Nine people died and a 13-year-old boy was missing Sunday after their group of family and friends was swept away while cooling off in a creek that suddenly turned treacherous when a rainstorm upstream unleashed floodwaters in Arizona's Tonto National Forest.
Gila County Sheriff's Detective David Hornung told The Associated Press that the group from the Phoenix and Flagstaff areas had met up for a daytrip along the popular Cold Springs swimming hole near Payson in central Arizona and were playing in the water Saturday afternoon when muddy flood waters came roaring down the canyon.
The group, ranging in age from 2 to 60, had set out chairs to lounge on a warm summer day when miles upstream an intense thunderstorm dumped heavy rainfall on the mountain.
Disa Alexander was hiking to the swimming area where Ellison Creek and East Verde River converge when the water suddenly surged. She was still about two miles away when she spotted a man holding a baby and clinging to a tree. His wife was nearby, also in a tree. Had they been swept downstream, they would have been sent over a 20-foot waterfall, Alexander said.
Alexander and others tried to reach them but couldn't. Rescuers arrived a short time later.
"We were kinda looking at the water; it was really brown," she said. "Literally 20 seconds later you just see like hundreds of gallons of water smacking down and debris and trees getting pulled in. It looked like a really big mudslide."
Video she posted to social media showed torrents of water surging through jagged canyons carved in Arizona's signature red rock.
"I could have just died!" Alexander exclaimed on the video, which shows the people in the tree and then rescuers arriving on the scene. A boy Alexander described as the couple's son was on the rocks above the water.

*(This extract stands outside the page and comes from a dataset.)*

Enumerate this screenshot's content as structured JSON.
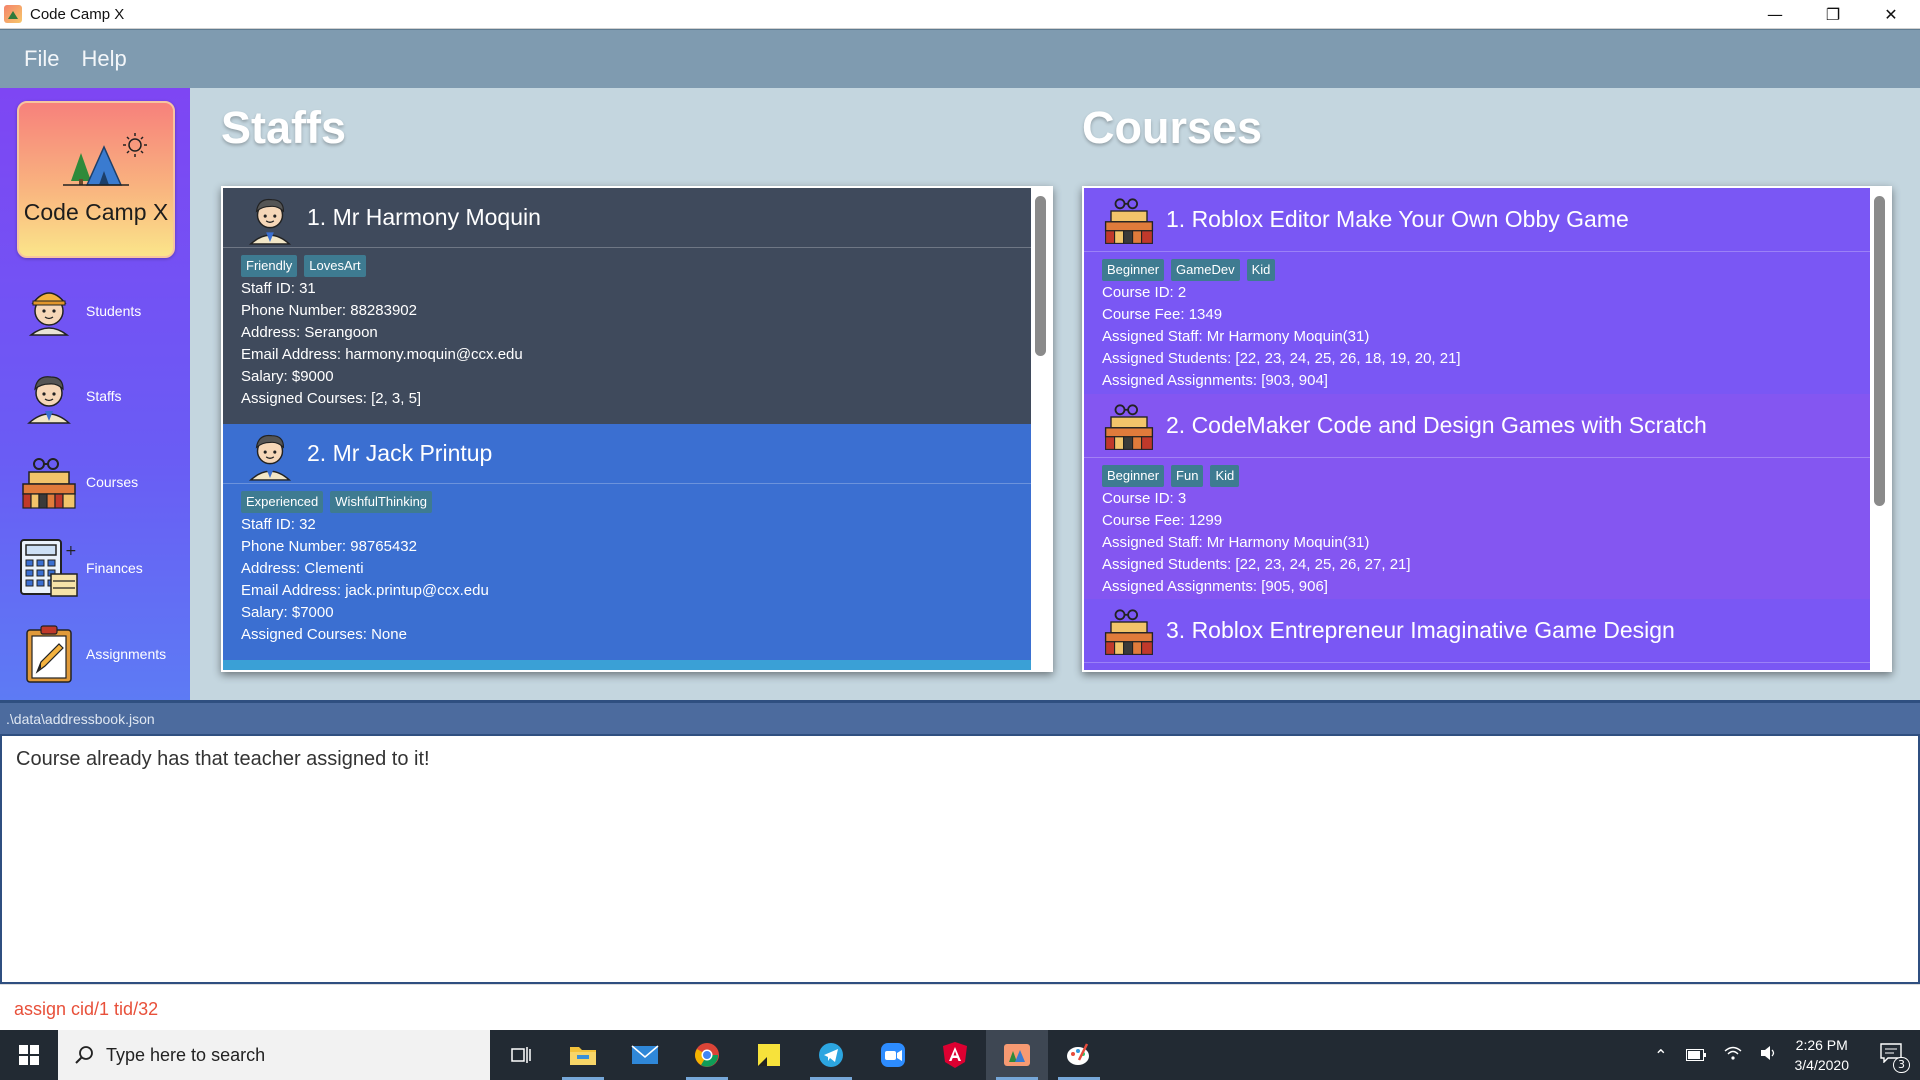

Search and rescue crews, including 40 people on foot and others in a helicopter, recovered the bodies of five children and four adults, some as far as two miles down the river. Authorities did not identify them. Four others were rescued Saturday and taken to Banner hospital in nearby Payson for treatment of hypothermia.
Rescuers got to the four victims quickly after the crew heard their cries while they were nearby helping an injured hiker.
Daniel Bustamante, 16, sat on a bench with his friend Daniel Rodriguez outside the local mortuary in Payson where victims were brought. He said he came from Phoenix after getting a Snapchat message from a friend.
The flash-flooding hit Saturday afternoon at Cold Springs canyon, about 100 miles northeast of Phoenix, a popular recreation area reached by relatively easy hiking paths. Some know it was as Ellison Creek or Water Wheel swimming holes.
Hornung said the treacherously swift waters gushed for about 10 minutes before receding in the narrow canyon. He estimated floodwaters reached six feet high and 40 feet wide.
The National Weather Service, which had issued a flash-flood warning, estimated up to 1.5 inches of rain fell over the area in an hour. The thunderstorm hit about 8 miles upstream along Ellison Creek, which quickly flooded the narrow canyon where the swimmers were.
"They had no warning. They heard a roar, and it was on top of them," Water Wheel Fire and Medical District Fire Chief Ron Sattelmaier said.
There were no notices or warnings at the trailhead, Alexander said.
There had been thunderstorms throughout the area, but it wasn't raining where the swimmers were at the time.
While Arizona is known for its dryness, it gets bursts of heavy rains during the summer monsoon season.
"I wish there was a way from keeping people from getting in there during monsoon season, " Sattelmaier said "It happens every year. We've just been lucky something like this hasn't been this tragic."
Hornung said there was no way to notify people of the flash-flood warning because cell service is limited and there are no officials stationed in the area. Visitors are reminded to be vigilant about the weather, he said.
Crowds looking to beat the Phoenix metro area's heat headed to the small creeks that flow out of the mountains forming swimming holes and a series of small waterfalls. Some barbecue along the water's edge, while others cliff jump into the deeper pools. Farther up the canyon narrows and becomes rockier, its walls steeper.
The flooding came after a severe thunderstorm pounded down on a nearby remote area that had been burned by a recent wildfire, Sattelmaier said. The "burn scar" was one of the reasons the weather service issued the flash-flood warning.
"If it's an intense burn, it creates a glaze on the surface that just repels water," said Darren McCollum, a meteorologist. "We had some concerns. We got a lot worse news."
Sudden flooding in canyons has been deadly before. In 2015, seven people were killed in Utah's Zion National Park when they were trapped during a flash flood while hiking in a popular canyon that was as narrow as a window in some spots and several hundred feet deep.
In 1997, 11 hikers were killed near Page, Arizona, after a wall of water from a rainstorm miles upstream tore through a narrow, twisting series of corkscrew-curved walls on Navajo land known as Lower Antelope Canyon.